*Required work*. Using the records underneath, tally the lines where the word "Search" appears and please give only the count.

(Dataset items)
··········

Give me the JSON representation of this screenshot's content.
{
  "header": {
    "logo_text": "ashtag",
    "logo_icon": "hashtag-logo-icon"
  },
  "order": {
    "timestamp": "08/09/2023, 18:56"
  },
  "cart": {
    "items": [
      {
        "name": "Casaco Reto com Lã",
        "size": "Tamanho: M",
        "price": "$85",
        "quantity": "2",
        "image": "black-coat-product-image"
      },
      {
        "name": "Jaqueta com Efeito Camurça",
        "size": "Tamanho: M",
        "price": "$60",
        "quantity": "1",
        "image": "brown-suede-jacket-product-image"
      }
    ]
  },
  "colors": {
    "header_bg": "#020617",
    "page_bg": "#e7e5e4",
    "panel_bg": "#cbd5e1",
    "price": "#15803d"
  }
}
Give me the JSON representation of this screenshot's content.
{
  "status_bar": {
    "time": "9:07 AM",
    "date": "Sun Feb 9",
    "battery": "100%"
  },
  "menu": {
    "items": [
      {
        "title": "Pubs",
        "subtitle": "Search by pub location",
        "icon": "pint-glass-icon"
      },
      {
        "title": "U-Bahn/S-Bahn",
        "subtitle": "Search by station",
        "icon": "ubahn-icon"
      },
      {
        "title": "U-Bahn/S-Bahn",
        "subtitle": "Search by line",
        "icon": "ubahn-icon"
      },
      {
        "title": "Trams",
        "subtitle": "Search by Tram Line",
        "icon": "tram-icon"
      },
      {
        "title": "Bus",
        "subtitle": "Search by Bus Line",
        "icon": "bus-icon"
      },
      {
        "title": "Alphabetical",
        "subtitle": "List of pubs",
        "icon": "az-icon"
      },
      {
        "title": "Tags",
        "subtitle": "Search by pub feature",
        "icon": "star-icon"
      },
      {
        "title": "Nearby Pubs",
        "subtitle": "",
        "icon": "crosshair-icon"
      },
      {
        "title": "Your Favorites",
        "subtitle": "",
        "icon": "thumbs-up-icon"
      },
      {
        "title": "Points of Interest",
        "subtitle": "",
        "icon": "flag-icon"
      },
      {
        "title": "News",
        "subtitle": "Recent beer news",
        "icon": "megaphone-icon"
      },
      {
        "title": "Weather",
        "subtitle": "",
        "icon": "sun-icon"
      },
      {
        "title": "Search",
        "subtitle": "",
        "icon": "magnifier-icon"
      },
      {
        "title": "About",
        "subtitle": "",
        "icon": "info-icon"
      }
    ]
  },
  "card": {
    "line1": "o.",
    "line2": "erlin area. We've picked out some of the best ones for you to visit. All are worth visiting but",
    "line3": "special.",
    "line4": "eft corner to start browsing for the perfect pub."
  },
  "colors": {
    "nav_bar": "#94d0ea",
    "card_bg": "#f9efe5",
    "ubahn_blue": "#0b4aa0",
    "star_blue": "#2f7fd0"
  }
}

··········

*Exercise output*. 7